From “Better than myth” by Annick Smith, in The Last Best Place, Montana Historical Society, 1988, p. 260.
A real storyteller. . .speaks in a voice as individual and quirky and full of nuance as your own would be in your best dreams. Here, for instance, is Mary Ronan, remembering her girlhood in the gold-mining camp of Virginia City in 1863:
There were tall buttercups and blue flags in the valley. Up Alder Gulch snow and timber lilies bloomed, wild roses and syringa grew in sweet profusion and flowering current bushes invited canaries to alight and twitter. . .Robins, meadowlarks, bluebirds, blackbirds. . .bluejays, crows and magpies lured us from where men were ravishing the gulch.
And here’s what schoolteacher Thomas Dimsdale wrote in his famous Vigilantes of Montana about the same town in the same year. He is describing the events that led to the hanging of Captain J. A. Slade:
J. A. Slade was himself, we have been informed, a Vigilanter; he openly boasted of it, and said he knew all that they knew. . .He and a couple of his dependents might often be seen on one horse, galloping through the streets, shouting and yelling, firing revolvers, etc. On many occasions he would ride his horse into stores; break up bars, toss the scales out of doors, and use the most insulting language to parties present.
Can this be the same place? Which version is truest? What does “true” mean when you are talking about literature? And how has Mary Ronan’s experience altered our vision of gold camps and outlaws and vigilantes?

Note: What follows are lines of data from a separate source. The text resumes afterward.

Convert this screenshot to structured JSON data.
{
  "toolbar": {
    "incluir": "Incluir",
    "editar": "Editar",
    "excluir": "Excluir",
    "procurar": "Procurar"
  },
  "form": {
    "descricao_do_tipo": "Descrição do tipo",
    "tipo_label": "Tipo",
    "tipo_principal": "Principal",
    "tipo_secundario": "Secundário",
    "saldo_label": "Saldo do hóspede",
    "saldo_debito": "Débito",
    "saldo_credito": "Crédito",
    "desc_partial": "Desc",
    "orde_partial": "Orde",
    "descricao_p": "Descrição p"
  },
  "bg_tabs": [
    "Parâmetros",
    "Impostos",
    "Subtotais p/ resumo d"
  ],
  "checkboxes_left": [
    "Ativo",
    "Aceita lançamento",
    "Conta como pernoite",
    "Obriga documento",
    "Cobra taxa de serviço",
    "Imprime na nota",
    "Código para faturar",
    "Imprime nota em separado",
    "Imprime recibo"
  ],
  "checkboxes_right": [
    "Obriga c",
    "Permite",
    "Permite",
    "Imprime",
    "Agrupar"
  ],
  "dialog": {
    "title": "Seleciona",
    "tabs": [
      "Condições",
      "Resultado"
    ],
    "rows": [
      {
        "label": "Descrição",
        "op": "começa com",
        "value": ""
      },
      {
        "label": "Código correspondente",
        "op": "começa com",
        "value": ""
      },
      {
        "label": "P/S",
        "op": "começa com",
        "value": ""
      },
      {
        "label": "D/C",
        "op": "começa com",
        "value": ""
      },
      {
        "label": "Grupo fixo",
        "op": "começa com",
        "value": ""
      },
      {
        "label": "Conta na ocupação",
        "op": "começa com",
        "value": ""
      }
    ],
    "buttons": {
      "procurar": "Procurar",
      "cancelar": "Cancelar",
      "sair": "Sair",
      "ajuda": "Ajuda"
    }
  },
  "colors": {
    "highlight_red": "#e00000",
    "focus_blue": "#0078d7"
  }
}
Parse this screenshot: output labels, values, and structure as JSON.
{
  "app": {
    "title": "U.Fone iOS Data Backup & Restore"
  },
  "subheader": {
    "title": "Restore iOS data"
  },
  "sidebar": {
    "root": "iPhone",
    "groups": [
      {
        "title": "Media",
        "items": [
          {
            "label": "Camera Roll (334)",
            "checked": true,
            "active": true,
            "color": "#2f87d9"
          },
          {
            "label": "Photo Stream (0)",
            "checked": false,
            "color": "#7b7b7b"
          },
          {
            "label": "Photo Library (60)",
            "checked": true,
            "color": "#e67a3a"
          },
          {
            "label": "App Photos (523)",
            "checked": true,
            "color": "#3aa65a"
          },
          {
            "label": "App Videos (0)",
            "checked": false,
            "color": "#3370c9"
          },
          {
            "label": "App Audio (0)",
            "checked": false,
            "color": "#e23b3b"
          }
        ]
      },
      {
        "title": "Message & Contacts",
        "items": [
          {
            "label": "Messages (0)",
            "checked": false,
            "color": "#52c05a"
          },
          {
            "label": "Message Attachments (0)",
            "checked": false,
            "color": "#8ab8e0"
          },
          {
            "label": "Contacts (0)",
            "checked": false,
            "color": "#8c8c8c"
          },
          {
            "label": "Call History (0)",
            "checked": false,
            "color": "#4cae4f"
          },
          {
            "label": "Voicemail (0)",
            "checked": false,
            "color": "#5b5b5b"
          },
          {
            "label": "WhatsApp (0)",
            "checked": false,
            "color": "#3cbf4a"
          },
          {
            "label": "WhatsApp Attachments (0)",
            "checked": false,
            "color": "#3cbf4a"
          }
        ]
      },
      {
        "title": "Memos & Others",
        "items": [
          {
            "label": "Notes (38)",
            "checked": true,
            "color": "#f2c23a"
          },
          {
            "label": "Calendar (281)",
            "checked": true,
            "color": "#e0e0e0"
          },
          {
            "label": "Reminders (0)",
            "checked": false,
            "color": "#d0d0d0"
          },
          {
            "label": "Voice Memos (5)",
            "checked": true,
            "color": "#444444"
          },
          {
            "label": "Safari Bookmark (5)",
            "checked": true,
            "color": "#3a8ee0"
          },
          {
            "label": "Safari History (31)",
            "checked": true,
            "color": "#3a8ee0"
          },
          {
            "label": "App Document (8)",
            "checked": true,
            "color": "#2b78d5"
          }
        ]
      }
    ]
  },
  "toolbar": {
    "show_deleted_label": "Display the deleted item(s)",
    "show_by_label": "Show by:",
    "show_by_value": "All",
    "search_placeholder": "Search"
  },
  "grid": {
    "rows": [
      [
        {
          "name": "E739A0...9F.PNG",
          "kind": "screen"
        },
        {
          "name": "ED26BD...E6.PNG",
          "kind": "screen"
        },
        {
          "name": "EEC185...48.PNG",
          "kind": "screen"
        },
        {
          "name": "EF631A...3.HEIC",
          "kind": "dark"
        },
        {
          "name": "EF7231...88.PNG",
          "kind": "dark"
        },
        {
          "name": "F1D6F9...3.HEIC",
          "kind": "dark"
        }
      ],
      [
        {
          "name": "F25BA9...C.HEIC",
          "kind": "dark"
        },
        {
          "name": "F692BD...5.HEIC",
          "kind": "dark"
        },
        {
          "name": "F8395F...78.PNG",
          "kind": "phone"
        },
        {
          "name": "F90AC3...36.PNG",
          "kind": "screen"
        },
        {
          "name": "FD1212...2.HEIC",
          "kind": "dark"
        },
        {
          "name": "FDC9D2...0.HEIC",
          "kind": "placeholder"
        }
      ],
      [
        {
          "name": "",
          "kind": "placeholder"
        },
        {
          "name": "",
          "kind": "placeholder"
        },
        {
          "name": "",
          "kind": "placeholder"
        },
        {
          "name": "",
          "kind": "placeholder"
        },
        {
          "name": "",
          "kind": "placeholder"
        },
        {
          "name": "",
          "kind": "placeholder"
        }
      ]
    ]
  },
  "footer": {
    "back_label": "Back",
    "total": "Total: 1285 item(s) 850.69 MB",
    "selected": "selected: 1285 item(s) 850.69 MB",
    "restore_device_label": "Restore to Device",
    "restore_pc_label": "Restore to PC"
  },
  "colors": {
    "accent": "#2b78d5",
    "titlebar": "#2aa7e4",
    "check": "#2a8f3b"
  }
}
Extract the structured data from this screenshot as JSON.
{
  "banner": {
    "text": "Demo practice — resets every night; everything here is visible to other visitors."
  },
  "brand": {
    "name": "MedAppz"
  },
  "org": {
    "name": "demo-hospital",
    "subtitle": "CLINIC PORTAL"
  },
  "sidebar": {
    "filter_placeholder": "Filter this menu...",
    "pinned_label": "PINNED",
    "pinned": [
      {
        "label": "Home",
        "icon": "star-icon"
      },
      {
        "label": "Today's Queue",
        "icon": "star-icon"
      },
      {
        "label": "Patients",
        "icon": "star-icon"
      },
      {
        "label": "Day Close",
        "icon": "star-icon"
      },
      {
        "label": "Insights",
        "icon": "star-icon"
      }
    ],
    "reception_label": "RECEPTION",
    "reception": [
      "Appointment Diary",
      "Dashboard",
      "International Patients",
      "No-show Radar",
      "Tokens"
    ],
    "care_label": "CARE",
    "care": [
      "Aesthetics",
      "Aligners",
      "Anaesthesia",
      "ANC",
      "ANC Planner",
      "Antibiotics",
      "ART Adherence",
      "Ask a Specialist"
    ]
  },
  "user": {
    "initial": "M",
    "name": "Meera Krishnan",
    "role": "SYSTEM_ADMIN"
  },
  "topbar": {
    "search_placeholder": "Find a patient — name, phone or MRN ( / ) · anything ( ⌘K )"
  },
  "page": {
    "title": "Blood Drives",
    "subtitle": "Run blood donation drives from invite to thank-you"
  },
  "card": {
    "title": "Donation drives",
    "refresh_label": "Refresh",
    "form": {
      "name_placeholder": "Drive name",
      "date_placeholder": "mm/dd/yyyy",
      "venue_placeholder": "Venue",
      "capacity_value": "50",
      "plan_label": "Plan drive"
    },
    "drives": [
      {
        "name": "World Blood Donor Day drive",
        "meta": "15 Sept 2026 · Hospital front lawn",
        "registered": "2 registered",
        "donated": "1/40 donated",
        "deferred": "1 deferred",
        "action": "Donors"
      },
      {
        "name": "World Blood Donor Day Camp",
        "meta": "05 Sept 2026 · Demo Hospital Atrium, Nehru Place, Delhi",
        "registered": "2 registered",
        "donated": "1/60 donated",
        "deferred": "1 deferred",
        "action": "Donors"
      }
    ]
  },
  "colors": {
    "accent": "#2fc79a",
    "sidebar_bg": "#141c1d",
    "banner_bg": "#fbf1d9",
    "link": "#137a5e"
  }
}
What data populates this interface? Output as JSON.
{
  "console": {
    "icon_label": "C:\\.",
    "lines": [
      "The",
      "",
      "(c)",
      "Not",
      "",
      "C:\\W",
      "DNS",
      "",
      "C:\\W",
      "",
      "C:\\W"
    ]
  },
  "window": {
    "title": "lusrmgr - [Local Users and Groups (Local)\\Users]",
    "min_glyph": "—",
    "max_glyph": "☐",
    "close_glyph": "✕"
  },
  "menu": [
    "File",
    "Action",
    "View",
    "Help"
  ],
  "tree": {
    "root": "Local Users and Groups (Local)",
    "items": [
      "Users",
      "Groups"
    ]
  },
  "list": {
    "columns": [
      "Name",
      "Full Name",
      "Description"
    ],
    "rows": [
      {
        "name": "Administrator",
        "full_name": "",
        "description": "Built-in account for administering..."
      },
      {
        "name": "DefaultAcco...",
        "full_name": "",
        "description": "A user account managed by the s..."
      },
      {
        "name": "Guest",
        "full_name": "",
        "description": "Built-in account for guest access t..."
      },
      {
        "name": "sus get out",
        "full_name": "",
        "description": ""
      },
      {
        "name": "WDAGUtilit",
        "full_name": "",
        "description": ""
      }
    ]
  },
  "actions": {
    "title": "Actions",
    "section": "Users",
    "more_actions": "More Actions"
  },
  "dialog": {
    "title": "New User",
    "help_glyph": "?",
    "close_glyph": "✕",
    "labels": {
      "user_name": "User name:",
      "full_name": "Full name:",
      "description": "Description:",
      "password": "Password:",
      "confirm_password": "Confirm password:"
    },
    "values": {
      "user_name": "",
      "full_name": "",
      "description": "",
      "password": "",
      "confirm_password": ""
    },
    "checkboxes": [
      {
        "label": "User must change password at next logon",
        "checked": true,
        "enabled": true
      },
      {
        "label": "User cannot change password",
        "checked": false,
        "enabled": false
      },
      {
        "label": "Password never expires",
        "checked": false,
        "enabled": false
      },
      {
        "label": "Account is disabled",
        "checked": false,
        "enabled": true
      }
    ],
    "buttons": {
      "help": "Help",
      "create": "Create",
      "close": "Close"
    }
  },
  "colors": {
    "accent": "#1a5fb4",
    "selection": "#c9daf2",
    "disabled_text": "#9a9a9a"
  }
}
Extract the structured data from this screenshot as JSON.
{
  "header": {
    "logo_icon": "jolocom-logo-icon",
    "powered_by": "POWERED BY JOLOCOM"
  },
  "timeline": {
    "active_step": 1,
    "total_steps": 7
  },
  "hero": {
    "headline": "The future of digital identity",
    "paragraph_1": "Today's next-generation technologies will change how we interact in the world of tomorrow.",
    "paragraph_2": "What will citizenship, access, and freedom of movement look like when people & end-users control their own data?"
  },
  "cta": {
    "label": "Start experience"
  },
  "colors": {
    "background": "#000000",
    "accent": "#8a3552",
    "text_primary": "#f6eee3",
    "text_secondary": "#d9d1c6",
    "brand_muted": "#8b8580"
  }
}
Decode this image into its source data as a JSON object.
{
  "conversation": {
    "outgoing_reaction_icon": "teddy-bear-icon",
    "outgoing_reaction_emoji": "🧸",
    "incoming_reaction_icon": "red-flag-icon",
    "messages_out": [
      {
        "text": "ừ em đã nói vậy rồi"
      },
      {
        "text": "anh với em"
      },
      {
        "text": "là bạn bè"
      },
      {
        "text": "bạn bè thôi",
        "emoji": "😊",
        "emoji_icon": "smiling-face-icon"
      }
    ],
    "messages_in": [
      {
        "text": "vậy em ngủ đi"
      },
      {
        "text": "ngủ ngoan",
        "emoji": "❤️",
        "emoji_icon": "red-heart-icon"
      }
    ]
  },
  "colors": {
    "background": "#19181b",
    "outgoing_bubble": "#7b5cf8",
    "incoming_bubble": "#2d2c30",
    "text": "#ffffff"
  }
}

Beyond the voice of the storyteller, serious writing is about character and conflicts and the moral consequences of a person’s actions.